Surgical Options

If medicated eye drops are not sufficient, your ophthalmologist may suggest surgery. There are many different surgical options for treating glaucoma that usually depend on the type of glaucoma (closed-angle or open-angle).

Traditional Glaucoma Surgery Options

Trabeculectomy is a traditional surgery option that treats open-angle glaucoma and chronic cloased-angle glaucoma. Trabeculectomy, also called filtration surgery, is a surgical procedure to remove part of the trabecular meshwork in the eye to reduce pressure caused by glaucoma. Another traditional surgery option that is used when trabeculectomy is not effective is a tube shunt procedure called a glaucoma drainage device. Glaucoma drainage devices are designed to route fluid (aqueous humor) from the anterior chamber of the eye to an external reservoir. GDDs have been performed for about 40 years and have been improved for maximum success and IOP control.




Laser Glaucoma Surgery Options

There are also laser surgical options to treat glaucoma. Laser trabeculoplasty is often used to treat open angle glaucoma. This procedure uses a narrow, focused beam of light to open up the drainage angle of the eye. The surgery makes it easier for fluid to flow out of the front part of the eye, which lowers intraocular pressure.

For closed angle glaucoma, laser iridotomy may be recommended. The goal of this surgery is to decrease pressure in the eye and prevent a sudden buildup of pressure in the eye. Laser iridotomy uses a focused laser beam to create a small hole in the edge of the iris to allow fluid to flow between the front of the eye (anterior chamber) to the area behind the iris (posterior chamber).

Emerging Glaucoma Surgery Options

There are a number of new, emerging surgical treatment options for glaucoma as well. Mini glaucoma shunt surgery is an alternative to a larger silicone tube shunt or a repeat trabeculectomy. About the size of a grain of rice (3mm), the mini-shunt has a spur-like extension on one end and an external disc at the other. The shunt is a simple method of filtration for open-angle glaucoma and lowers IOP by routing aqueous humor from the anterior chamber of the eye.

Trabectome surgery is an option for patients who have both glaucoma and cataracts.

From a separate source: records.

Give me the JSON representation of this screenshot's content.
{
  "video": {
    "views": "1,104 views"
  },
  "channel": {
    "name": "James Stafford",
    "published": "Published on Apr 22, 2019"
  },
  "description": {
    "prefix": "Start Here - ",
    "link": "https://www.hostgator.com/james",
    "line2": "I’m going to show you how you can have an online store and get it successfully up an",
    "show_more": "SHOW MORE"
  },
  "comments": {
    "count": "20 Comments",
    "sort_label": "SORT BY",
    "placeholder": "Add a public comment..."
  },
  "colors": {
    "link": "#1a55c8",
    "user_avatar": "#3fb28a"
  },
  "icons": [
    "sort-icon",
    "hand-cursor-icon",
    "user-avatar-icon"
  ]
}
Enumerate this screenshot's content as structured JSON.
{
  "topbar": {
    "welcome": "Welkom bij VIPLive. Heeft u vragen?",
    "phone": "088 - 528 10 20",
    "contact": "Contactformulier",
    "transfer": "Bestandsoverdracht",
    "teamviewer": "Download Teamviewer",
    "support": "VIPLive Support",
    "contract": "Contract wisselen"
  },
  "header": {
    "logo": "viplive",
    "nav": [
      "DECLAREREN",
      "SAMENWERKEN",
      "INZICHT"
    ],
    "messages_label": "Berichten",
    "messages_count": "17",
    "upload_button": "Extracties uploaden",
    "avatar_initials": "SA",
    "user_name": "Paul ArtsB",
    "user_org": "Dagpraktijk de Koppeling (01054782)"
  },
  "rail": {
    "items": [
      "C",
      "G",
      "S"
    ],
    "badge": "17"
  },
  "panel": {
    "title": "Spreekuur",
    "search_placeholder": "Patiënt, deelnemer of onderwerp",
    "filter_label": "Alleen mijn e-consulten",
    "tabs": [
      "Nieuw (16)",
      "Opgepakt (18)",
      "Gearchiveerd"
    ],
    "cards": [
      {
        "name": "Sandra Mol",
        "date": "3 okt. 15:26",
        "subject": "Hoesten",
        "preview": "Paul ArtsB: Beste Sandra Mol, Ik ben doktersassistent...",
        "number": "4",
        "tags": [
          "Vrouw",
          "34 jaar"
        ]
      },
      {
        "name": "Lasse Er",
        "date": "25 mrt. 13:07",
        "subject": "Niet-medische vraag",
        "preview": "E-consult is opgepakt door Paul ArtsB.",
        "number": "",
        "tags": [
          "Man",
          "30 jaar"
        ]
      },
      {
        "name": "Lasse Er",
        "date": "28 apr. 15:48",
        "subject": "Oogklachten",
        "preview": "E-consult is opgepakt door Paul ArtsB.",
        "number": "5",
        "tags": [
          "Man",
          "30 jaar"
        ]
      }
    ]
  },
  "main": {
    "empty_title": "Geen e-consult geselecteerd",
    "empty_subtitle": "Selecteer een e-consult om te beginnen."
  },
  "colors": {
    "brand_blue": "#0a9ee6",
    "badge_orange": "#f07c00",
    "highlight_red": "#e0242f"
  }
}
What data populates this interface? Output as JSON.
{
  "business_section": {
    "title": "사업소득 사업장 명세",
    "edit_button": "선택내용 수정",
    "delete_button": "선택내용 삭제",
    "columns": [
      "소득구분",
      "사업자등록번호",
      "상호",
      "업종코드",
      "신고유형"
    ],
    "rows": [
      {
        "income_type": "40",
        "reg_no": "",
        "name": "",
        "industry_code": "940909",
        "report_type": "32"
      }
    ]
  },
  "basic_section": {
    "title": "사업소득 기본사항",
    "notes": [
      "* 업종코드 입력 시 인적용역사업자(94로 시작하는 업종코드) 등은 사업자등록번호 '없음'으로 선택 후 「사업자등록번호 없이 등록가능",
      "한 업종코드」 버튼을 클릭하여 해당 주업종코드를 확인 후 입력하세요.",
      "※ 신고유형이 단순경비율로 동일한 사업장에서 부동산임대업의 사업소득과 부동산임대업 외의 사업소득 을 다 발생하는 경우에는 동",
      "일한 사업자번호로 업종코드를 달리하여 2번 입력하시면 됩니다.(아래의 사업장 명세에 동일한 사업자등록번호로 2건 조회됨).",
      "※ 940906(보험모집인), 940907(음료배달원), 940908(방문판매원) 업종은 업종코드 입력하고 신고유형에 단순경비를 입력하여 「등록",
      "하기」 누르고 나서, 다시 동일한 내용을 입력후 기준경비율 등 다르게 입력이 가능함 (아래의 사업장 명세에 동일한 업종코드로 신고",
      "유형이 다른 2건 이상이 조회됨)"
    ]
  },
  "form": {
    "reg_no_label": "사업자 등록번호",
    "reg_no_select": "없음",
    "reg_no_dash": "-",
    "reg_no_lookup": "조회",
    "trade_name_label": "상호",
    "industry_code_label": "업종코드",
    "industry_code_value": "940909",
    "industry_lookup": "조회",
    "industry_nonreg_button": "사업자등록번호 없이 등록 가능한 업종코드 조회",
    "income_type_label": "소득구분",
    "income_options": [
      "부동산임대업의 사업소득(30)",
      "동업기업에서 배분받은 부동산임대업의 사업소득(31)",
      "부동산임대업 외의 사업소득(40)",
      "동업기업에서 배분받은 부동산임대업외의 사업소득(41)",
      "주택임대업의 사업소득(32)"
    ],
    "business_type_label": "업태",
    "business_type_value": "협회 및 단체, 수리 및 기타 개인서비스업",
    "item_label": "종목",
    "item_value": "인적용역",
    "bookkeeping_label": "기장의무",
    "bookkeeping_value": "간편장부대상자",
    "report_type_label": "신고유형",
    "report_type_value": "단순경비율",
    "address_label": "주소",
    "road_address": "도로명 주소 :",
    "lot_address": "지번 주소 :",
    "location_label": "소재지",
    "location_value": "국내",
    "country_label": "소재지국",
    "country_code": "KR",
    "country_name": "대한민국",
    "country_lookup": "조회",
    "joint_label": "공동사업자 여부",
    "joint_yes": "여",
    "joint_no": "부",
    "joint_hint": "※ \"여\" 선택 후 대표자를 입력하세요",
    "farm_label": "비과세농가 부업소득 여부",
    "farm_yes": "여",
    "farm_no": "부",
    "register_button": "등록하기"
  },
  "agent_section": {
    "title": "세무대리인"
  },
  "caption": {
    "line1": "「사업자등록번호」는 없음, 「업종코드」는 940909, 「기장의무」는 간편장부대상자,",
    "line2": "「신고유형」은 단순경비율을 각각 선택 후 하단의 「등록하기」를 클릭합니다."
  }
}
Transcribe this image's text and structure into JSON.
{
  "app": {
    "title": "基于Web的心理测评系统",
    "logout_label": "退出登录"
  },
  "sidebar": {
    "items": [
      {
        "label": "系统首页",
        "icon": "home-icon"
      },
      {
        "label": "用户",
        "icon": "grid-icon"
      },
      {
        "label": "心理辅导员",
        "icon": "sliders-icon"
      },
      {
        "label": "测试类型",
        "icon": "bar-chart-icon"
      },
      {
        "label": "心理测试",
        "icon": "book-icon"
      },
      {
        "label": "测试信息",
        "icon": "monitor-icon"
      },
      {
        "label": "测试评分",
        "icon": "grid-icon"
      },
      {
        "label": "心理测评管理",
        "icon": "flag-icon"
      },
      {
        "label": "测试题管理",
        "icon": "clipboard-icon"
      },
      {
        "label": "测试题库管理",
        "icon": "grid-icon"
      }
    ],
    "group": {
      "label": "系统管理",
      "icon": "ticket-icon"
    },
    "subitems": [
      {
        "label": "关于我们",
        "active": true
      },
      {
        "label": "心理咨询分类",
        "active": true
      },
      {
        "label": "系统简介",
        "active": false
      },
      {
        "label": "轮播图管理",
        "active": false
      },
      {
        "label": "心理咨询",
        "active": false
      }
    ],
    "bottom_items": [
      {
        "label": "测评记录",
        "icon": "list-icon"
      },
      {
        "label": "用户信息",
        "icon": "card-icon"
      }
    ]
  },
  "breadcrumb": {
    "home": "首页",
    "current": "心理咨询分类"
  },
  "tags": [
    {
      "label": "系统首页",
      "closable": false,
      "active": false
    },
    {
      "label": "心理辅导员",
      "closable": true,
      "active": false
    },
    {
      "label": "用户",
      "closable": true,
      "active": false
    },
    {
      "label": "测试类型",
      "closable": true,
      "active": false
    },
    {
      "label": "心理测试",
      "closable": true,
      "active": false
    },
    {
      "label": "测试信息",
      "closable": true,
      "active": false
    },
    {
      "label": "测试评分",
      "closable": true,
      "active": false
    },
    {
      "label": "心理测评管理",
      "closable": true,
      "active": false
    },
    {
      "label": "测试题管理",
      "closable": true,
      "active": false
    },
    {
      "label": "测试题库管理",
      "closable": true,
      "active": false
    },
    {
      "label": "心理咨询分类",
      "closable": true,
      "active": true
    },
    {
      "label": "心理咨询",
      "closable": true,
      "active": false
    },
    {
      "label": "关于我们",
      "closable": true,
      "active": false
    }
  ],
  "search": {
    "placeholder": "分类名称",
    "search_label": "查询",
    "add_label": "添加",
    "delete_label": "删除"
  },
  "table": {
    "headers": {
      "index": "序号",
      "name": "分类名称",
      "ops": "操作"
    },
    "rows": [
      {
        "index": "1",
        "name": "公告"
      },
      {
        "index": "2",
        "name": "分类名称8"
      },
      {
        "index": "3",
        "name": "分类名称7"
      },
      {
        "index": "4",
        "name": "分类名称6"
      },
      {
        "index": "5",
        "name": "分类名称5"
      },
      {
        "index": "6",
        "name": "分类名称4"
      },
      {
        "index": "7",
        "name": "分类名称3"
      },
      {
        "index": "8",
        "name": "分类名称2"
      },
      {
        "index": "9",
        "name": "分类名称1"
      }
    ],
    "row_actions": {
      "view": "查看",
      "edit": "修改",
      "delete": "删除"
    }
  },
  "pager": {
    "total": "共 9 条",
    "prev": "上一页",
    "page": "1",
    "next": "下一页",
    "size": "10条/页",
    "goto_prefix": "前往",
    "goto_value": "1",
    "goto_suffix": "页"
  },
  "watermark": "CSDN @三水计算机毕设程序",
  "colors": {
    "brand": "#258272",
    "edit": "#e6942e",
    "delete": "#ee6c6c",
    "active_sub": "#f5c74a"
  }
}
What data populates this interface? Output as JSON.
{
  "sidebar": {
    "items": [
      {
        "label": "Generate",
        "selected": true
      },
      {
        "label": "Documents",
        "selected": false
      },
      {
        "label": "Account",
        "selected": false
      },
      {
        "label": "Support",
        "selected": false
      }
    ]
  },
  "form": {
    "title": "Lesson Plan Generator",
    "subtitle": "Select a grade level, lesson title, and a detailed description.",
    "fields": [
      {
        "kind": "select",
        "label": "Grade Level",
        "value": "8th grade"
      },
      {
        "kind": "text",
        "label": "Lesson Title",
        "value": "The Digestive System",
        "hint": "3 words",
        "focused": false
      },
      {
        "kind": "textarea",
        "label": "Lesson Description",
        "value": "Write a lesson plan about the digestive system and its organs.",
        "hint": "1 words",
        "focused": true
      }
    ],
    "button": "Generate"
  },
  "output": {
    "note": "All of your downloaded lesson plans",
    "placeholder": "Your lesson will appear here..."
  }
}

Trabectome is a new, probe-like device that is inserted into the anterior chamber of the eye through the cornea and opens the eye’s drainage system.

The latest treatment option for patients with both cataracts and glaucoma is known as Micro-Invasive Glaucoma Surgery (MIGS). MIGS uses a microstent, about the size of an eyelash. A surgeon can open the eye’s drainage system during cataract surgery. Most patients with a cataract and open-angle glaucoma are good candidates for this procedure.

Talk to your doctor to see which one of these surgical options is best for you and will help preserve your vision.


There is no way to prevent open-angle glaucoma, but you can prevent vision loss from the condition. Early diagnosis and careful management are the keys to preventing vision loss. Most people with open-angle glaucoma have no symptoms. Everyone over age 40 should have an eye examination at least once every five years, and more often for anyone in a high-risk group, including people with a family history of open-angle glaucoma. Those 65 and over should have an eye exam every one to two years, or as recommended by your ophthalmologist.

Because eye injuries can cause glaucoma, it is important to properly protect your eyes when you use power tools or participate in active sports. Protect your eyes in the sun by wearing sunglasses and a hat and observe safety precautions to preserve your vision.

A moderate exercise program will benefit your overall heath and may help lower intraocular eye pressure. Studies show that regular, moderate exercise like walking or jogging three times per week can help reduce your eye pressure.  It is unlikely that regular exercise will replace the eye drops or other glaucoma treatment, but it has a myriad of health benefits.  Talk to your doctor about what kind of exercise regime is best for you.